Segment Start: Data shown

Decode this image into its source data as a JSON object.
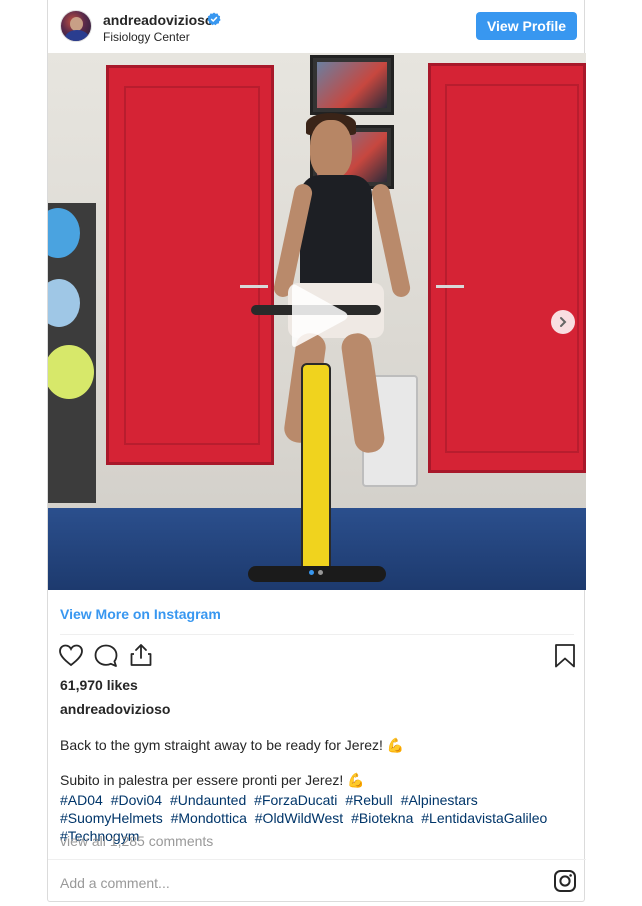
{
  "header": {
    "username": "andreadovizioso",
    "location": "Fisiology Center",
    "view_profile_label": "View Profile"
  },
  "media": {
    "carousel_total": 2,
    "carousel_active": 1
  },
  "view_more_label": "View More on Instagram",
  "likes_text": "61,970 likes",
  "caption": {
    "owner": "andreadovizioso",
    "line1": "Back to the gym straight away to be ready for Jerez! 💪",
    "line2": "Subito in palestra per essere pronti per Jerez! 💪",
    "hashtags": [
      "#AD04",
      "#Dovi04",
      "#Undaunted",
      "#ForzaDucati",
      "#Rebull",
      "#Alpinestars",
      "#SuomyHelmets",
      "#Mondottica",
      "#OldWildWest",
      "#Biotekna",
      "#LentidavistaGalileo",
      "#Technogym"
    ]
  },
  "comments_link": "view all 1,285 comments",
  "add_comment_placeholder": "Add a comment...",
  "colors": {
    "accent": "#3897f0",
    "hashtag": "#003569",
    "muted": "#999999"
  },
  "icons": [
    "verified-badge-icon",
    "heart-icon",
    "comment-icon",
    "share-icon",
    "bookmark-icon",
    "play-icon",
    "next-arrow-icon",
    "instagram-icon"
  ]
}
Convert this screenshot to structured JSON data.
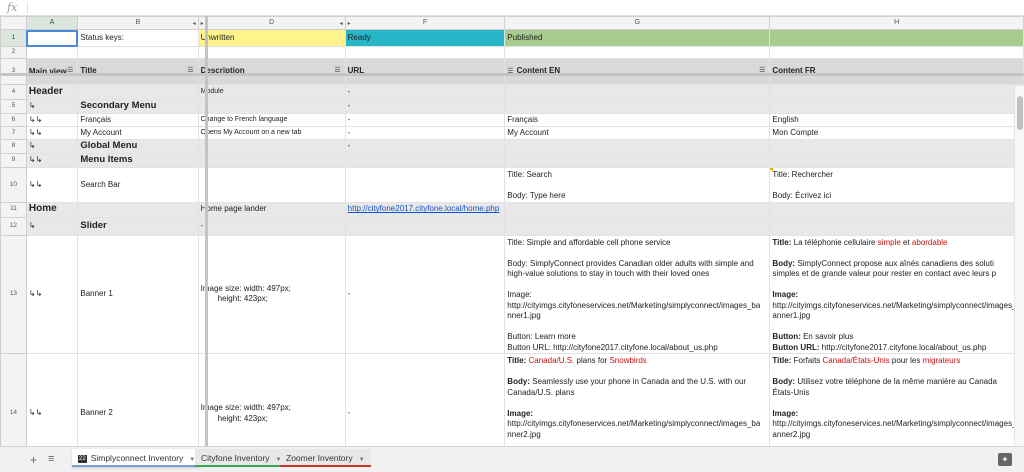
{
  "formula_bar": {
    "fx_label": "fx"
  },
  "columns": [
    {
      "id": "A",
      "selected": true
    },
    {
      "id": "B"
    },
    {
      "id": "D"
    },
    {
      "id": "F"
    },
    {
      "id": "G"
    },
    {
      "id": "H"
    }
  ],
  "status_keys": {
    "label": "Status keys:",
    "unwritten": "Unwritten",
    "ready": "Ready",
    "published": "Published",
    "colors": {
      "unwritten": "#fff48c",
      "ready": "#27b6c7",
      "published": "#a8cc8f"
    }
  },
  "headers": {
    "main_view": "Main view",
    "title": "Title",
    "description": "Description",
    "url": "URL",
    "content_en": "Content EN",
    "content_fr": "Content FR"
  },
  "rows": {
    "r1": {
      "num": "1"
    },
    "r2": {
      "num": "2"
    },
    "r3": {
      "num": "3"
    },
    "r4": {
      "num": "4",
      "a": "Header",
      "d": "Module",
      "f": "-"
    },
    "r5": {
      "num": "5",
      "a": "↳",
      "b": "Secondary Menu",
      "f": "-"
    },
    "r6": {
      "num": "6",
      "a": "↳↳",
      "b": "Français",
      "d": "Change to French language",
      "f": "-",
      "g": "Français",
      "h": "English"
    },
    "r7": {
      "num": "7",
      "a": "↳↳",
      "b": "My Account",
      "d": "Opens My Account on a new tab",
      "f": "-",
      "g": "My Account",
      "h": "Mon Compte"
    },
    "r8": {
      "num": "8",
      "a": "↳",
      "b": "Global Menu",
      "f": "-"
    },
    "r9": {
      "num": "9",
      "a": "↳↳",
      "b": "Menu Items"
    },
    "r10": {
      "num": "10",
      "a": "↳↳",
      "b": "Search Bar",
      "g1": "Title: Search",
      "g2": "Body: Type here",
      "h1": "Title: Rechercher",
      "h2": "Body: Écrivez ici"
    },
    "r11": {
      "num": "11",
      "a": "Home",
      "d": "Home page lander",
      "f": "http://cityfone2017.cityfone.local/home.php"
    },
    "r12": {
      "num": "12",
      "a": "↳",
      "b": "Slider",
      "d": "-"
    },
    "r13": {
      "num": "13",
      "a": "↳↳",
      "b": "Banner 1",
      "d1": "Image size: width: 497px;",
      "d2": "height: 423px;",
      "f": "-",
      "g_title": "Title: Simple and affordable cell phone service",
      "g_body1": "Body: SimplyConnect provides Canadian older adults with simple and",
      "g_body2": "high-value solutions to stay in touch with their loved ones",
      "g_image": "Image:",
      "g_img1": "http://cityimgs.cityfoneservices.net/Marketing/simplyconnect/images_ba",
      "g_img2": "nner1.jpg",
      "g_btn": "Button: Learn more",
      "g_btnurl": "Button URL: http://cityfone2017.cityfone.local/about_us.php",
      "h_title_lbl": "Title:",
      "h_title_a": " La téléphonie cellulaire ",
      "h_title_b": "simple",
      "h_title_c": " et ",
      "h_title_d": "abordable",
      "h_body_lbl": "Body:",
      "h_body1": " SimplyConnect propose aux aînés canadiens des soluti",
      "h_body2": "simples et de grande valeur pour rester en contact avec leurs p",
      "h_image": "Image:",
      "h_img1": "http://cityimgs.cityfoneservices.net/Marketing/simplyconnect/images_b",
      "h_img2": "anner1.jpg",
      "h_btn_lbl": "Button:",
      "h_btn": " En savoir plus",
      "h_btnurl_lbl": "Button URL:",
      "h_btnurl": " http://cityfone2017.cityfone.local/about_us.php"
    },
    "r14": {
      "num": "14",
      "a": "↳↳",
      "b": "Banner 2",
      "d1": "Image size: width: 497px;",
      "d2": "height: 423px;",
      "f": "-",
      "g_title_lbl": "Title:",
      "g_title_a": "Canada/U.S.",
      "g_title_b": " plans for ",
      "g_title_c": "Snowbirds",
      "g_body_lbl": "Body:",
      "g_body1": " Seamlessly use your phone in Canada and the U.S. with our",
      "g_body2": "Canada/U.S. plans",
      "g_image": "Image:",
      "g_img1": "http://cityimgs.cityfoneservices.net/Marketing/simplyconnect/images_ba",
      "g_img2": "nner2.jpg",
      "h_title_lbl": "Title:",
      "h_title_a": " Forfaits ",
      "h_title_b": "Canada/États-Unis",
      "h_title_c": " pour les ",
      "h_title_d": "migrateurs",
      "h_body_lbl": "Body:",
      "h_body1": " Utilisez votre téléphone de la même manière au Canada",
      "h_body2": "États-Unis",
      "h_image": "Image:",
      "h_img1": "http://cityimgs.cityfoneservices.net/Marketing/simplyconnect/images_b",
      "h_img2": "anner2.jpg"
    }
  },
  "tabs": [
    {
      "label": "Simplyconnect Inventory",
      "badge": "22",
      "active": true,
      "color": "#7b9fd5"
    },
    {
      "label": "Cityfone Inventory",
      "active": false,
      "color": "#3aa757"
    },
    {
      "label": "Zoomer Inventory",
      "active": false,
      "color": "#c0392b"
    }
  ],
  "icons": {
    "add_sheet": "plus-icon",
    "all_sheets": "menu-icon",
    "explore": "explore-icon"
  }
}
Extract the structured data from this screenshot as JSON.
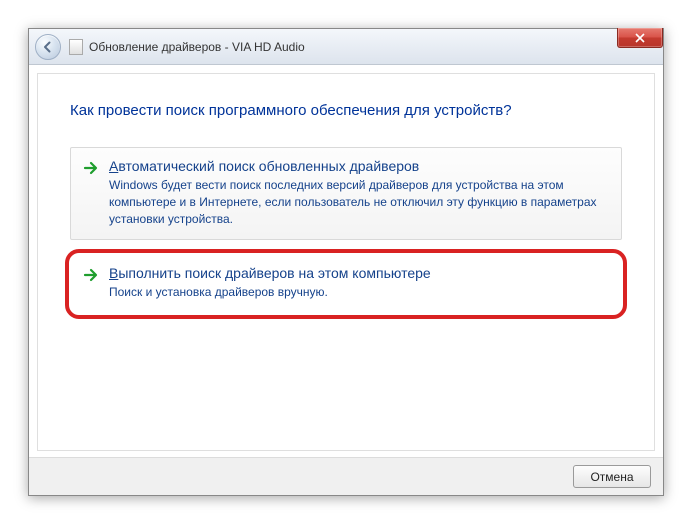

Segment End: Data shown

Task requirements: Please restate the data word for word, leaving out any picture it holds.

The completed task:
Decode this image into its source data as a JSON object.
{
  "header": {
    "username": "andreadovizioso",
    "location": "Fisiology Center",
    "view_profile_label": "View Profile"
  },
  "media": {
    "carousel_total": 2,
    "carousel_active": 1
  },
  "view_more_label": "View More on Instagram",
  "likes_text": "61,970 likes",
  "caption": {
    "owner": "andreadovizioso",
    "line1": "Back to the gym straight away to be ready for Jerez! 💪",
    "line2": "Subito in palestra per essere pronti per Jerez! 💪",
    "hashtags": [
      "#AD04",
      "#Dovi04",
      "#Undaunted",
      "#ForzaDucati",
      "#Rebull",
      "#Alpinestars",
      "#SuomyHelmets",
      "#Mondottica",
      "#OldWildWest",
      "#Biotekna",
      "#LentidavistaGalileo",
      "#Technogym"
    ]
  },
  "comments_link": "view all 1,285 comments",
  "add_comment_placeholder": "Add a comment...",
  "colors": {
    "accent": "#3897f0",
    "hashtag": "#003569",
    "muted": "#999999"
  },
  "icons": [
    "verified-badge-icon",
    "heart-icon",
    "comment-icon",
    "share-icon",
    "bookmark-icon",
    "play-icon",
    "next-arrow-icon",
    "instagram-icon"
  ]
}
Convert this screenshot to structured JSON data.
{
  "formula_bar": {
    "fx_label": "fx"
  },
  "columns": [
    {
      "id": "A",
      "selected": true
    },
    {
      "id": "B"
    },
    {
      "id": "D"
    },
    {
      "id": "F"
    },
    {
      "id": "G"
    },
    {
      "id": "H"
    }
  ],
  "status_keys": {
    "label": "Status keys:",
    "unwritten": "Unwritten",
    "ready": "Ready",
    "published": "Published",
    "colors": {
      "unwritten": "#fff48c",
      "ready": "#27b6c7",
      "published": "#a8cc8f"
    }
  },
  "headers": {
    "main_view": "Main view",
    "title": "Title",
    "description": "Description",
    "url": "URL",
    "content_en": "Content EN",
    "content_fr": "Content FR"
  },
  "rows": {
    "r1": {
      "num": "1"
    },
    "r2": {
      "num": "2"
    },
    "r3": {
      "num": "3"
    },
    "r4": {
      "num": "4",
      "a": "Header",
      "d": "Module",
      "f": "-"
    },
    "r5": {
      "num": "5",
      "a": "↳",
      "b": "Secondary Menu",
      "f": "-"
    },
    "r6": {
      "num": "6",
      "a": "↳↳",
      "b": "Français",
      "d": "Change to French language",
      "f": "-",
      "g": "Français",
      "h": "English"
    },
    "r7": {
      "num": "7",
      "a": "↳↳",
      "b": "My Account",
      "d": "Opens My Account on a new tab",
      "f": "-",
      "g": "My Account",
      "h": "Mon Compte"
    },
    "r8": {
      "num": "8",
      "a": "↳",
      "b": "Global Menu",
      "f": "-"
    },
    "r9": {
      "num": "9",
      "a": "↳↳",
      "b": "Menu Items"
    },
    "r10": {
      "num": "10",
      "a": "↳↳",
      "b": "Search Bar",
      "g1": "Title: Search",
      "g2": "Body: Type here",
      "h1": "Title: Rechercher",
      "h2": "Body: Écrivez ici"
    },
    "r11": {
      "num": "11",
      "a": "Home",
      "d": "Home page lander",
      "f": "http://cityfone2017.cityfone.local/home.php"
    },
    "r12": {
      "num": "12",
      "a": "↳",
      "b": "Slider",
      "d": "-"
    },
    "r13": {
      "num": "13",
      "a": "↳↳",
      "b": "Banner 1",
      "d1": "Image size: width: 497px;",
      "d2": "height: 423px;",
      "f": "-",
      "g_title": "Title: Simple and affordable cell phone service",
      "g_body1": "Body: SimplyConnect provides Canadian older adults with simple and",
      "g_body2": "high-value solutions to stay in touch with their loved ones",
      "g_image": "Image:",
      "g_img1": "http://cityimgs.cityfoneservices.net/Marketing/simplyconnect/images_ba",
      "g_img2": "nner1.jpg",
      "g_btn": "Button: Learn more",
      "g_btnurl": "Button URL: http://cityfone2017.cityfone.local/about_us.php",
      "h_title_lbl": "Title:",
      "h_title_a": " La téléphonie cellulaire ",
      "h_title_b": "simple",
      "h_title_c": " et ",
      "h_title_d": "abordable",
      "h_body_lbl": "Body:",
      "h_body1": " SimplyConnect propose aux aînés canadiens des soluti",
      "h_body2": "simples et de grande valeur pour rester en contact avec leurs p",
      "h_image": "Image:",
      "h_img1": "http://cityimgs.cityfoneservices.net/Marketing/simplyconnect/images_b",
      "h_img2": "anner1.jpg",
      "h_btn_lbl": "Button:",
      "h_btn": " En savoir plus",
      "h_btnurl_lbl": "Button URL:",
      "h_btnurl": " http://cityfone2017.cityfone.local/about_us.php"
    },
    "r14": {
      "num": "14",
      "a": "↳↳",
      "b": "Banner 2",
      "d1": "Image size: width: 497px;",
      "d2": "height: 423px;",
      "f": "-",
      "g_title_lbl": "Title:",
      "g_title_a": "Canada/U.S.",
      "g_title_b": " plans for ",
      "g_title_c": "Snowbirds",
      "g_body_lbl": "Body:",
      "g_body1": " Seamlessly use your phone in Canada and the U.S. with our",
      "g_body2": "Canada/U.S. plans",
      "g_image": "Image:",
      "g_img1": "http://cityimgs.cityfoneservices.net/Marketing/simplyconnect/images_ba",
      "g_img2": "nner2.jpg",
      "h_title_lbl": "Title:",
      "h_title_a": " Forfaits ",
      "h_title_b": "Canada/États-Unis",
      "h_title_c": " pour les ",
      "h_title_d": "migrateurs",
      "h_body_lbl": "Body:",
      "h_body1": " Utilisez votre téléphone de la même manière au Canada",
      "h_body2": "États-Unis",
      "h_image": "Image:",
      "h_img1": "http://cityimgs.cityfoneservices.net/Marketing/simplyconnect/images_b",
      "h_img2": "anner2.jpg"
    }
  },
  "tabs": [
    {
      "label": "Simplyconnect Inventory",
      "badge": "22",
      "active": true,
      "color": "#7b9fd5"
    },
    {
      "label": "Cityfone Inventory",
      "active": false,
      "color": "#3aa757"
    },
    {
      "label": "Zoomer Inventory",
      "active": false,
      "color": "#c0392b"
    }
  ],
  "icons": {
    "add_sheet": "plus-icon",
    "all_sheets": "menu-icon",
    "explore": "explore-icon"
  }
}
Extract the structured data from this screenshot as JSON.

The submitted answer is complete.